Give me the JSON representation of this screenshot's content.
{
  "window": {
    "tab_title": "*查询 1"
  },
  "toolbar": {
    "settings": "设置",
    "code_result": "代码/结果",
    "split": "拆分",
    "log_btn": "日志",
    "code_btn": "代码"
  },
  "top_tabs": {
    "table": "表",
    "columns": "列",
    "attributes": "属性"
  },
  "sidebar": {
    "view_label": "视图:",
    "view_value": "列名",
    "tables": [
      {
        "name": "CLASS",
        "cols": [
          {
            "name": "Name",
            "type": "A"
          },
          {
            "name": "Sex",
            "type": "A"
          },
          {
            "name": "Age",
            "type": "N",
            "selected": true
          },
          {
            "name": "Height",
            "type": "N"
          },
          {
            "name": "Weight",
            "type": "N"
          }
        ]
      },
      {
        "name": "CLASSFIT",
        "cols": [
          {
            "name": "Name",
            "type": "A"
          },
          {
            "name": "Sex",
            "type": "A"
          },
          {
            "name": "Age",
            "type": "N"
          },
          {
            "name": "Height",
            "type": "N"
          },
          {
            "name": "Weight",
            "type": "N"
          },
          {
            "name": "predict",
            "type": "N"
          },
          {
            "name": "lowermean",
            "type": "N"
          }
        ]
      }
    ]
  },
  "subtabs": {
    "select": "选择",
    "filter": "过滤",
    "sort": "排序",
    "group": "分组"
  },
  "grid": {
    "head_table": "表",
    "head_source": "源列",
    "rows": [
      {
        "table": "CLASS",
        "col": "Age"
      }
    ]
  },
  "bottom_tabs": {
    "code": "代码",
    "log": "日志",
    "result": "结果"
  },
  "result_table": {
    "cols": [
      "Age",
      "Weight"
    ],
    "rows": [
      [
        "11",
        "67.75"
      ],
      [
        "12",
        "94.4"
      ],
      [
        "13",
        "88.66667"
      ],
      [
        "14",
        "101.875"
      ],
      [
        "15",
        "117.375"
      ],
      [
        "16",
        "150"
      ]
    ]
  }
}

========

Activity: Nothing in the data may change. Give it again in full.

Completed task:
Give me the JSON representation of this screenshot's content.
{
  "window": {
    "tab_title": "*查询 1"
  },
  "toolbar": {
    "settings": "设置",
    "code_result": "代码/结果",
    "split": "拆分",
    "log_btn": "日志",
    "code_btn": "代码"
  },
  "top_tabs": {
    "table": "表",
    "columns": "列",
    "attributes": "属性"
  },
  "sidebar": {
    "view_label": "视图:",
    "view_value": "列名",
    "tables": [
      {
        "name": "CLASS",
        "cols": [
          {
            "name": "Name",
            "type": "A"
          },
          {
            "name": "Sex",
            "type": "A"
          },
          {
            "name": "Age",
            "type": "N",
            "selected": true
          },
          {
            "name": "Height",
            "type": "N"
          },
          {
            "name": "Weight",
            "type": "N"
          }
        ]
      },
      {
        "name": "CLASSFIT",
        "cols": [
          {
            "name": "Name",
            "type": "A"
          },
          {
            "name": "Sex",
            "type": "A"
          },
          {
            "name": "Age",
            "type": "N"
          },
          {
            "name": "Height",
            "type": "N"
          },
          {
            "name": "Weight",
            "type": "N"
          },
          {
            "name": "predict",
            "type": "N"
          },
          {
            "name": "lowermean",
            "type": "N"
          }
        ]
      }
    ]
  },
  "subtabs": {
    "select": "选择",
    "filter": "过滤",
    "sort": "排序",
    "group": "分组"
  },
  "grid": {
    "head_table": "表",
    "head_source": "源列",
    "rows": [
      {
        "table": "CLASS",
        "col": "Age"
      }
    ]
  },
  "bottom_tabs": {
    "code": "代码",
    "log": "日志",
    "result": "结果"
  },
  "result_table": {
    "cols": [
      "Age",
      "Weight"
    ],
    "rows": [
      [
        "11",
        "67.75"
      ],
      [
        "12",
        "94.4"
      ],
      [
        "13",
        "88.66667"
      ],
      [
        "14",
        "101.875"
      ],
      [
        "15",
        "117.375"
      ],
      [
        "16",
        "150"
      ]
    ]
  }
}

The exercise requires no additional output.